Amjad Khan's second over was played out without a wicket falling and five runs were scored. Not so Hall's second over. The first ball had Johnston LBW shaping to play to leg. 15-4-2. Kent gave both opening bowlers only two overs each, keeping them in case of an Irish revival! In fact both did appear again but took no more wickets. In four overs they had four for 15 between them. Kemp, another fast medium bowler, replaced Khan for over five. Botha glanced his first ball and O'Brien brought off a legside catch. 16-5-1. Gillespie joined Morgan who had come in for the seventh ball of the innings but had faced only four balls to date. This scarcity of striking continued. Gillespie faced the first 13 balls of the 19 ball stand with Morgan which produced a much needed 20 runs. Gillespie hit two of his first three balls from Kemp's over for fours through the covers. Treadwell, off spin, replaced Hall, 2-0-8-3, for over six. Gillespie hit his first ball for four over mid-off and the second for another four over mid-on. Min Patel, slow left-arm, replaced Kemp, who had only bowled one over. Morgan played four dot balls in his over. He had now faced eight balls for one run. The ninth ball dismissed him. He came down the pitch to Treadwell, missed, and gave O'Brien another victim. 36-6-1.

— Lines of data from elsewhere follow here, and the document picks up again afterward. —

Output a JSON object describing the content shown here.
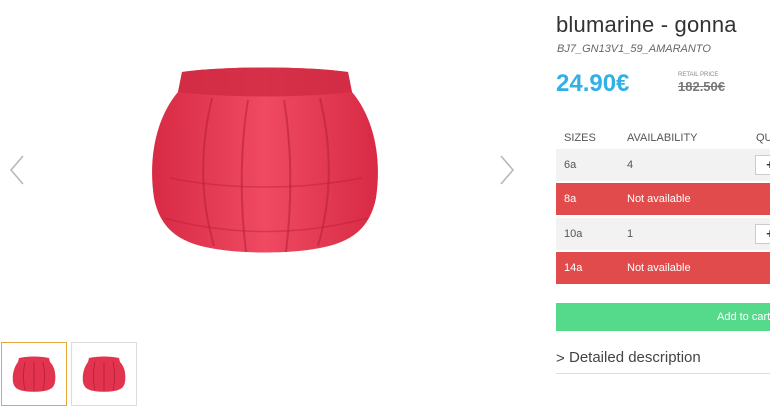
{
  "product": {
    "title": "blumarine - gonna",
    "sku": "BJ7_GN13V1_59_AMARANTO",
    "price": "24.90€",
    "retail_label": "RETAIL PRICE",
    "retail_price": "182.50€"
  },
  "sizes_table": {
    "headers": {
      "size": "SIZES",
      "availability": "AVAILABILITY",
      "quantity": "QU"
    },
    "rows": [
      {
        "size": "6a",
        "availability": "4",
        "stepper": "+"
      },
      {
        "size": "8a",
        "availability": "Not available"
      },
      {
        "size": "10a",
        "availability": "1",
        "stepper": "+"
      },
      {
        "size": "14a",
        "availability": "Not available"
      }
    ]
  },
  "actions": {
    "add_to_cart": "Add to cart",
    "detailed_description": "Detailed description",
    "chevron": ">"
  },
  "colors": {
    "price": "#31b0e6",
    "unavailable": "#e24b4b",
    "add_to_cart": "#55d98a",
    "skirt": "#e2334f",
    "active_thumb_border": "#e8a63a"
  },
  "icons": {
    "prev": "chevron-left-icon",
    "next": "chevron-right-icon"
  }
}
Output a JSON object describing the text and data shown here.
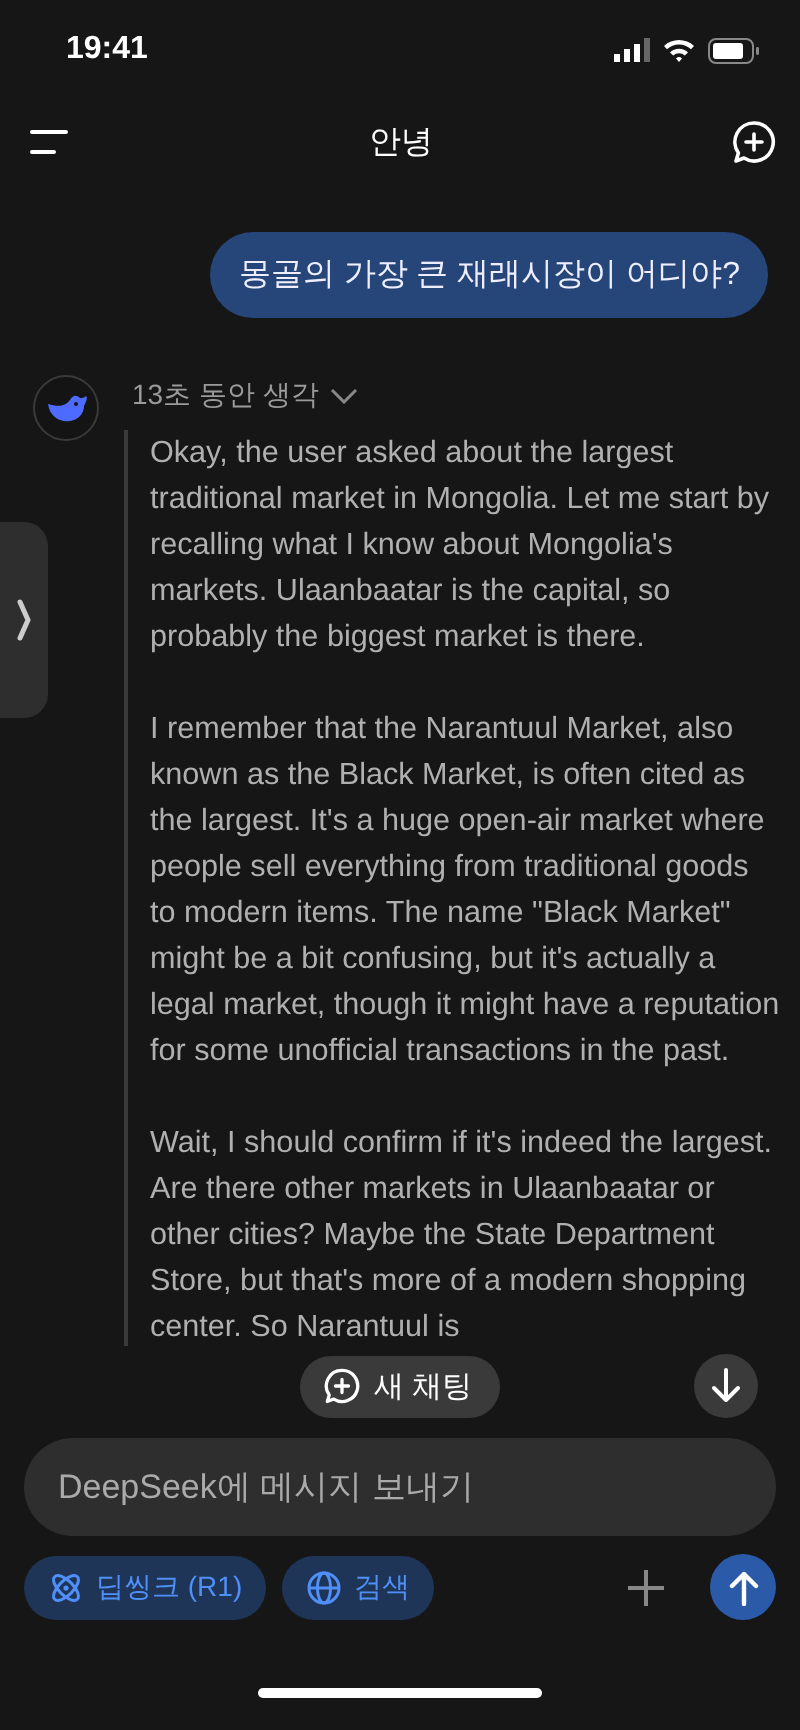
{
  "status_bar": {
    "time": "19:41"
  },
  "header": {
    "title": "안녕"
  },
  "user_message": "몽골의 가장 큰 재래시장이 어디야?",
  "thinking": {
    "label": "13초 동안 생각",
    "paragraphs": [
      "Okay, the user asked about the largest traditional market in Mongolia. Let me start by recalling what I know about Mongolia's markets. Ulaanbaatar is the capital, so probably the biggest market is there.",
      "I remember that the Narantuul Market, also known as the Black Market, is often cited as the largest. It's a huge open-air market where people sell everything from traditional goods to modern items. The name \"Black Market\" might be a bit confusing, but it's actually a legal market, though it might have a reputation for some unofficial transactions in the past.",
      "Wait, I should confirm if it's indeed the largest. Are there other markets in Ulaanbaatar or other cities? Maybe the State Department Store, but that's more of a modern shopping center. So Narantuul is"
    ]
  },
  "new_chat_button": "새 채팅",
  "composer": {
    "placeholder": "DeepSeek에 메시지 보내기",
    "toggles": [
      {
        "label": "딥씽크 (R1)",
        "kind": "deepthink",
        "selected": true
      },
      {
        "label": "검색",
        "kind": "search",
        "selected": true
      }
    ]
  }
}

McCallan was next. In five overs, all from the same two bowlers, Treadwell and Patel, 23 runs were added with Gillespie. They came via 14 singles, a 2, a wide and a six over mid-wicket by Gillespie off Treadwell in over 10. Then Gillespie was dropped twice in successive overs. Kemp, running in from mid-wicket, failed to hold a difficult chance off Patel. Next over Treadwell failed to hold a hard caught and bowled chance. Gillespie did not prosper from the escapes. The first ball of Patel's next over, the 13th, bowled him, head up and swinging. 59-7-36. It was a gallant effort by Gillespie to save face and he had now got good scores on successive days. Today he faced 33 balls with a six and four fours, out of only six fours in the innings. There was more to come. In the remaining seven overs of the innings McCallan and John Mooney put on 36 and in the seven overs faced no less than five bowlers! Patel bowled out his allowed five overs, the only one of Kent's six bowlers to do so. Then Van Jaarsveld was given two overs. He was hit for 13 runs and the only four of the stand to mid-wicket by McCallan

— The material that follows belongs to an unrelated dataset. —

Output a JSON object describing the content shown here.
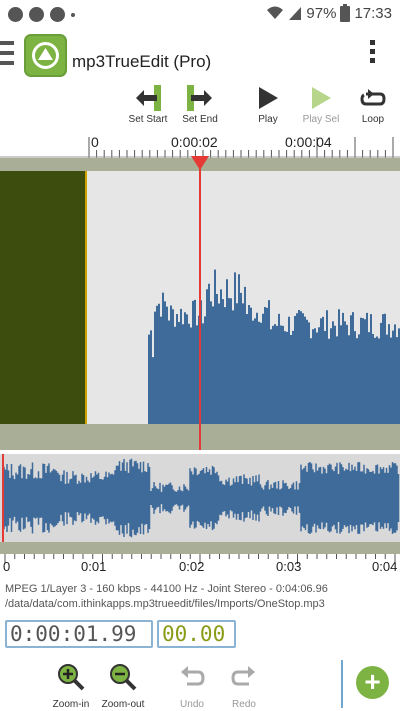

Khan, Hall and Kemp were tried but the eighth pair stood firm. 24 of their 36 runs came in singles. Then the rain came on again. They played in it for a little while but came off after 19.5 overs. Then very heavy rain prevented a return. Only Gillespie and McCallan will have fond memories of this match among the Irish.